In the earlier years, high-rises have been proposed to be fast and efficient construction in order to cater for the developing economy. This was achieved through new technology at the time including steel frame and metal cladding panels and large thermal mass walls, as seen through the Empire State building and Chrysler building. This simple yet effective construction technique allows for possible refurbishment and alterations when necessary, even though this may not be the ultimate reasoning resulting in up-to-date standards for sustainability.

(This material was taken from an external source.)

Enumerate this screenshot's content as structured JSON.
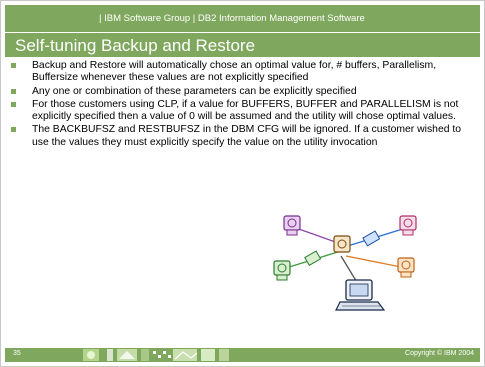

The modern craze of tall glazed buildings located in dense high-rise cities is a reflection of the new architecture that has developed in more recent decades. The need for more space but also maintain and create desirable views and luxury spaces seems to be a necessity in new development briefs. The notion of sustainability is addressed through the inclusion of roof top terraces or “sky gardens” that sustain their own micro-climate/environment is quite evident through the WOHA complex in Singapore. Similarly the Central Park complex in Sydney by Jean Nouvel is another building that reference this notion of a high rise garden and where the need to maintain and increase greenery in place of the building footprint is clear. There seems to be a general understanding that by creating a green fa├žade or rooftop may address a sense of sustainability. My question is whether the need for this to be explored is more important than targeting the issue from the interior from the beginning, including the services but also the occupants.

Steve King said...

You may be aware that the Empire State Building was painlessly refurbished to very much higher standards of thermal performance, resulting in greater energy efficiency. Window units were replaced at night, with tenants hardly aware of work had been done. And as a bonus, the general heritage values of the building were reasonably well preserved.
Worth googling; I don't have a link at hand.

Sam Ellis said...

local law 84 was passed in 2009 and since then Energy usage has been controlled significantly. Which proved to be the best ordinance to save wasted energy.